Go to your ownCloud directory.

cd owncloud

Delete everything except for data and config. You will most likely need sudo to delete your files. I opted for a clean install, so I deleted everything.

ls | grep -v 'data\|config' | sudo xargs rm -r

Download ownCloud. Since I did a clean install, I went up one directory level.

cd ..
wget http://download.owncloud.org/community/owncloud-latest.tar.bz2

Unpack the tarball. It will create a new directory ‘owncloud.’

sudo tar xfj owncloud-latest.tar.bz2

Give it write permissions. By default, the owncloud files are owned by nobody. So, you might see an error message saying it needs write permissions to ‘owncloud/data.’ I changed the ownership of the files to Apache, which is www-data.

sudo chown www-data:www-data -R owncloud

Access ownCloud by opening up your web browser and going to your ownCloud URL. If you did a clean install, you will be asked to create a new admin username and password. Otherwise, enter your former credentials. Finally, download the desktop clients as well as the mobile apps and install on your devices.

Synch your files and have fun.

Owncloud 4.5

OwnCloud is an open-source file sharing and file storage cloud platform that’s similar to Dropbox, Google Drive, Box, and other cloud sharing services. The difference is, OwnCloud allows you to install your own cloud storage on your own server. You manage the server software yourself making your data your own. OwnCloud has vastly improved the past year. OwnCloud has added a desktop client for Windows, MacOS and Linux, as well as mobile apps for iOS and Android.

Much has changed since the last time I played around with OwnCloud. Instead of performing an upgrade of my previous installation, I’ve decided to just reinstall everything from scratch. OwnCloud now gives your three options to install the server software. You can install it from a tar archive, a Linux package, or you can use the Web Installer. I chose the latter. It turned out to be the simplest option.

You simply download the small installation file called “setup-owncloud.php.” You then upload the it to your web server and run the install script. You will be asked to supply a username and password. The installation file will then download the rest of the program and complete the installation for you.
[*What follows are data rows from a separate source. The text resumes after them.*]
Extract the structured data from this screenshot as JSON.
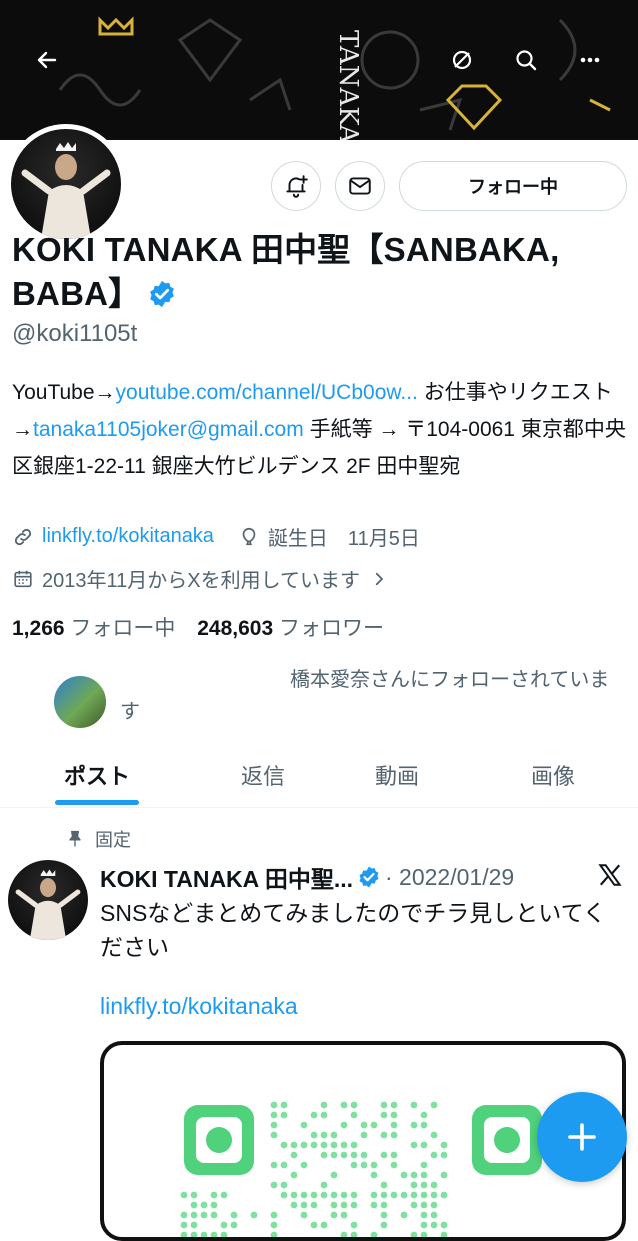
{
  "colors": {
    "accent": "#1d9bf0",
    "text": "#0f1419",
    "secondary": "#536471",
    "border": "#cfd9de",
    "gold": "#d9b23a"
  },
  "header": {
    "icons": [
      "back-arrow-icon",
      "grok-icon",
      "search-icon",
      "more-icon"
    ],
    "banner_text": "TANAKA"
  },
  "profile": {
    "follow_button": "フォロー中",
    "display_name": "KOKI TANAKA 田中聖【SANBAKA, BABA】",
    "handle": "@koki1105t",
    "bio": {
      "prefix": "YouTube→",
      "youtube_link": "youtube.com/channel/UCb0ow...",
      "middle": " お仕事やリクエスト →",
      "email_link": "tanaka1105joker@gmail.com",
      "suffix": " 手紙等 → 〒104-0061 東京都中央区銀座1-22-11 銀座大竹ビルデンス 2F 田中聖宛"
    },
    "website": "linkfly.to/kokitanaka",
    "birthday": "誕生日　11月5日",
    "joined": "2013年11月からXを利用しています",
    "following_count": "1,266",
    "following_label": "フォロー中",
    "followers_count": "248,603",
    "followers_label": "フォロワー",
    "followed_by": "橋本愛奈さんにフォローされていま",
    "followed_by_tail": "す"
  },
  "tabs": [
    "ポスト",
    "返信",
    "動画",
    "画像"
  ],
  "pinned_post": {
    "pinned_label": "固定",
    "author": "KOKI TANAKA 田中聖...",
    "date": "· 2022/01/29",
    "text": "SNSなどまとめてみましたのでチラ見しといてください",
    "link": "linkfly.to/kokitanaka"
  }
}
It takes less than a minute to complete the install.

Just a couple of things worth sharing. I opted for SQLite install. So, there is no MySQL database needed. There’s only one thing I want to modify. I want increase the default allocated space to something bigger. Other than that, it’s a functional file sharing service. It’s not as polished as Dropbox and Google Drive, but it’s not too shabby either. At least, you can sleep well knowing your data is your own.

Get Your OwnCloud

There are several free cloud services available out there. Dropbox, Google Drive, Ubuntu One, JustCloud, ZipCloud, to name just  a few. They’re all great. They all have one thing in common, they store and share files and documents on the cloud.

If there’s one thing that bothers people about cloud services, it’s privacy. People worry about placing sensitive data on the cloud. How about running your own cloud? Well, get your own cloud with OwnCloud. OwnCloud is an open-source cloud software solution that you can install yourself.

You can install it on your own desktop, your server at home, your VPS server on the Internet, or anywhere there is a PC or computer. You decide where you want it. The best thing about ownCloud, no one has access to your sensitive data. Just you.

I’ve been running ownCloud for about a month now. It’s great. I am able to upload and share any files that I want, from pictures, videos and documents.  I can access these files from any computer, from any location around the world. There is no need for me to carry a USB stick anymore. All I need to do, is access my browser and access my files online.

In addition, OwnCloud allows me to play music and movies online. It organizes my pictures into galleries. It has a calendar, contacts, and a host of other applications that can be installed with just one click of a button. So, get your own cloud with OwnCloud.